** Input follows **

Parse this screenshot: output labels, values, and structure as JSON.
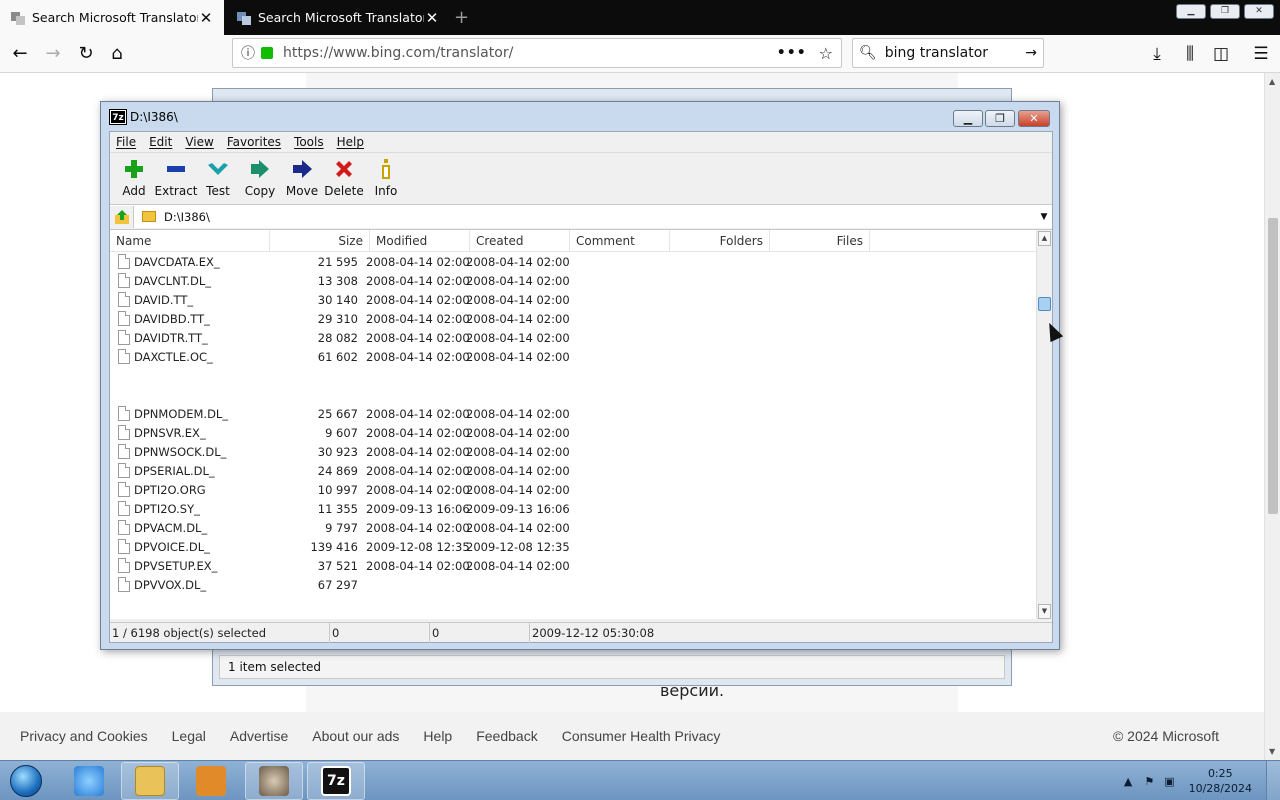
{
  "browser": {
    "tabs": [
      {
        "title": "Search Microsoft Translator",
        "active": true
      },
      {
        "title": "Search Microsoft Translator",
        "active": false
      }
    ],
    "new_tab_glyph": "+",
    "url": "https://www.bing.com/translator/",
    "search_query": "bing translator",
    "accent": "#12bc00"
  },
  "page": {
    "background_text": "версии.",
    "footer_links": [
      "Privacy and Cookies",
      "Legal",
      "Advertise",
      "About our ads",
      "Help",
      "Feedback",
      "Consumer Health Privacy"
    ],
    "copyright": "© 2024 Microsoft"
  },
  "back_window": {
    "status": "1 item selected"
  },
  "sevenzip": {
    "title": "D:\\I386\\",
    "menu": [
      "File",
      "Edit",
      "View",
      "Favorites",
      "Tools",
      "Help"
    ],
    "toolbar": [
      {
        "label": "Add",
        "icon": "plus-icon",
        "color": "#1aa11a"
      },
      {
        "label": "Extract",
        "icon": "minus-icon",
        "color": "#1b3fa8"
      },
      {
        "label": "Test",
        "icon": "check-icon",
        "color": "#1aa0a8"
      },
      {
        "label": "Copy",
        "icon": "double-arrow-icon",
        "color": "#1a8f6a"
      },
      {
        "label": "Move",
        "icon": "arrow-right-icon",
        "color": "#1b2a8a"
      },
      {
        "label": "Delete",
        "icon": "x-icon",
        "color": "#d11a1a"
      },
      {
        "label": "Info",
        "icon": "info-icon",
        "color": "#c9a200"
      }
    ],
    "path": "D:\\I386\\",
    "columns": [
      "Name",
      "Size",
      "Modified",
      "Created",
      "Comment",
      "Folders",
      "Files"
    ],
    "rows_top": [
      {
        "name": "DAVCDATA.EX_",
        "size": "21 595",
        "modified": "2008-04-14 02:00",
        "created": "2008-04-14 02:00"
      },
      {
        "name": "DAVCLNT.DL_",
        "size": "13 308",
        "modified": "2008-04-14 02:00",
        "created": "2008-04-14 02:00"
      },
      {
        "name": "DAVID.TT_",
        "size": "30 140",
        "modified": "2008-04-14 02:00",
        "created": "2008-04-14 02:00"
      },
      {
        "name": "DAVIDBD.TT_",
        "size": "29 310",
        "modified": "2008-04-14 02:00",
        "created": "2008-04-14 02:00"
      },
      {
        "name": "DAVIDTR.TT_",
        "size": "28 082",
        "modified": "2008-04-14 02:00",
        "created": "2008-04-14 02:00"
      },
      {
        "name": "DAXCTLE.OC_",
        "size": "61 602",
        "modified": "2008-04-14 02:00",
        "created": "2008-04-14 02:00"
      }
    ],
    "rows_bottom": [
      {
        "name": "DPNMODEM.DL_",
        "size": "25 667",
        "modified": "2008-04-14 02:00",
        "created": "2008-04-14 02:00"
      },
      {
        "name": "DPNSVR.EX_",
        "size": "9 607",
        "modified": "2008-04-14 02:00",
        "created": "2008-04-14 02:00"
      },
      {
        "name": "DPNWSOCK.DL_",
        "size": "30 923",
        "modified": "2008-04-14 02:00",
        "created": "2008-04-14 02:00"
      },
      {
        "name": "DPSERIAL.DL_",
        "size": "24 869",
        "modified": "2008-04-14 02:00",
        "created": "2008-04-14 02:00"
      },
      {
        "name": "DPTI2O.ORG",
        "size": "10 997",
        "modified": "2008-04-14 02:00",
        "created": "2008-04-14 02:00"
      },
      {
        "name": "DPTI2O.SY_",
        "size": "11 355",
        "modified": "2009-09-13 16:06",
        "created": "2009-09-13 16:06"
      },
      {
        "name": "DPVACM.DL_",
        "size": "9 797",
        "modified": "2008-04-14 02:00",
        "created": "2008-04-14 02:00"
      },
      {
        "name": "DPVOICE.DL_",
        "size": "139 416",
        "modified": "2009-12-08 12:35",
        "created": "2009-12-08 12:35"
      },
      {
        "name": "DPVSETUP.EX_",
        "size": "37 521",
        "modified": "2008-04-14 02:00",
        "created": "2008-04-14 02:00"
      },
      {
        "name": "DPVVOX.DL_",
        "size": "67 297",
        "modified": "",
        "created": ""
      }
    ],
    "status": [
      "1 / 6198 object(s) selected",
      "0",
      "0",
      "2009-12-12 05:30:08"
    ]
  },
  "taskbar": {
    "items": [
      {
        "name": "internet-explorer-icon",
        "color": "#2b7fd8"
      },
      {
        "name": "file-explorer-icon",
        "color": "#e9c35a"
      },
      {
        "name": "media-player-icon",
        "color": "#e08a2a"
      },
      {
        "name": "raccoon-app-icon",
        "color": "#6b5a48"
      },
      {
        "name": "sevenzip-taskbar-icon",
        "color": "#111111"
      }
    ],
    "time": "0:25",
    "date": "10/28/2024"
  }
}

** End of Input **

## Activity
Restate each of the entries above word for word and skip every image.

## Task response
Parse this screenshot: output labels, values, and structure as JSON.
{
  "browser": {
    "tabs": [
      {
        "title": "Search Microsoft Translator",
        "active": true
      },
      {
        "title": "Search Microsoft Translator",
        "active": false
      }
    ],
    "new_tab_glyph": "+",
    "url": "https://www.bing.com/translator/",
    "search_query": "bing translator",
    "accent": "#12bc00"
  },
  "page": {
    "background_text": "версии.",
    "footer_links": [
      "Privacy and Cookies",
      "Legal",
      "Advertise",
      "About our ads",
      "Help",
      "Feedback",
      "Consumer Health Privacy"
    ],
    "copyright": "© 2024 Microsoft"
  },
  "back_window": {
    "status": "1 item selected"
  },
  "sevenzip": {
    "title": "D:\\I386\\",
    "menu": [
      "File",
      "Edit",
      "View",
      "Favorites",
      "Tools",
      "Help"
    ],
    "toolbar": [
      {
        "label": "Add",
        "icon": "plus-icon",
        "color": "#1aa11a"
      },
      {
        "label": "Extract",
        "icon": "minus-icon",
        "color": "#1b3fa8"
      },
      {
        "label": "Test",
        "icon": "check-icon",
        "color": "#1aa0a8"
      },
      {
        "label": "Copy",
        "icon": "double-arrow-icon",
        "color": "#1a8f6a"
      },
      {
        "label": "Move",
        "icon": "arrow-right-icon",
        "color": "#1b2a8a"
      },
      {
        "label": "Delete",
        "icon": "x-icon",
        "color": "#d11a1a"
      },
      {
        "label": "Info",
        "icon": "info-icon",
        "color": "#c9a200"
      }
    ],
    "path": "D:\\I386\\",
    "columns": [
      "Name",
      "Size",
      "Modified",
      "Created",
      "Comment",
      "Folders",
      "Files"
    ],
    "rows_top": [
      {
        "name": "DAVCDATA.EX_",
        "size": "21 595",
        "modified": "2008-04-14 02:00",
        "created": "2008-04-14 02:00"
      },
      {
        "name": "DAVCLNT.DL_",
        "size": "13 308",
        "modified": "2008-04-14 02:00",
        "created": "2008-04-14 02:00"
      },
      {
        "name": "DAVID.TT_",
        "size": "30 140",
        "modified": "2008-04-14 02:00",
        "created": "2008-04-14 02:00"
      },
      {
        "name": "DAVIDBD.TT_",
        "size": "29 310",
        "modified": "2008-04-14 02:00",
        "created": "2008-04-14 02:00"
      },
      {
        "name": "DAVIDTR.TT_",
        "size": "28 082",
        "modified": "2008-04-14 02:00",
        "created": "2008-04-14 02:00"
      },
      {
        "name": "DAXCTLE.OC_",
        "size": "61 602",
        "modified": "2008-04-14 02:00",
        "created": "2008-04-14 02:00"
      }
    ],
    "rows_bottom": [
      {
        "name": "DPNMODEM.DL_",
        "size": "25 667",
        "modified": "2008-04-14 02:00",
        "created": "2008-04-14 02:00"
      },
      {
        "name": "DPNSVR.EX_",
        "size": "9 607",
        "modified": "2008-04-14 02:00",
        "created": "2008-04-14 02:00"
      },
      {
        "name": "DPNWSOCK.DL_",
        "size": "30 923",
        "modified": "2008-04-14 02:00",
        "created": "2008-04-14 02:00"
      },
      {
        "name": "DPSERIAL.DL_",
        "size": "24 869",
        "modified": "2008-04-14 02:00",
        "created": "2008-04-14 02:00"
      },
      {
        "name": "DPTI2O.ORG",
        "size": "10 997",
        "modified": "2008-04-14 02:00",
        "created": "2008-04-14 02:00"
      },
      {
        "name": "DPTI2O.SY_",
        "size": "11 355",
        "modified": "2009-09-13 16:06",
        "created": "2009-09-13 16:06"
      },
      {
        "name": "DPVACM.DL_",
        "size": "9 797",
        "modified": "2008-04-14 02:00",
        "created": "2008-04-14 02:00"
      },
      {
        "name": "DPVOICE.DL_",
        "size": "139 416",
        "modified": "2009-12-08 12:35",
        "created": "2009-12-08 12:35"
      },
      {
        "name": "DPVSETUP.EX_",
        "size": "37 521",
        "modified": "2008-04-14 02:00",
        "created": "2008-04-14 02:00"
      },
      {
        "name": "DPVVOX.DL_",
        "size": "67 297",
        "modified": "",
        "created": ""
      }
    ],
    "status": [
      "1 / 6198 object(s) selected",
      "0",
      "0",
      "2009-12-12 05:30:08"
    ]
  },
  "taskbar": {
    "items": [
      {
        "name": "internet-explorer-icon",
        "color": "#2b7fd8"
      },
      {
        "name": "file-explorer-icon",
        "color": "#e9c35a"
      },
      {
        "name": "media-player-icon",
        "color": "#e08a2a"
      },
      {
        "name": "raccoon-app-icon",
        "color": "#6b5a48"
      },
      {
        "name": "sevenzip-taskbar-icon",
        "color": "#111111"
      }
    ],
    "time": "0:25",
    "date": "10/28/2024"
  }
}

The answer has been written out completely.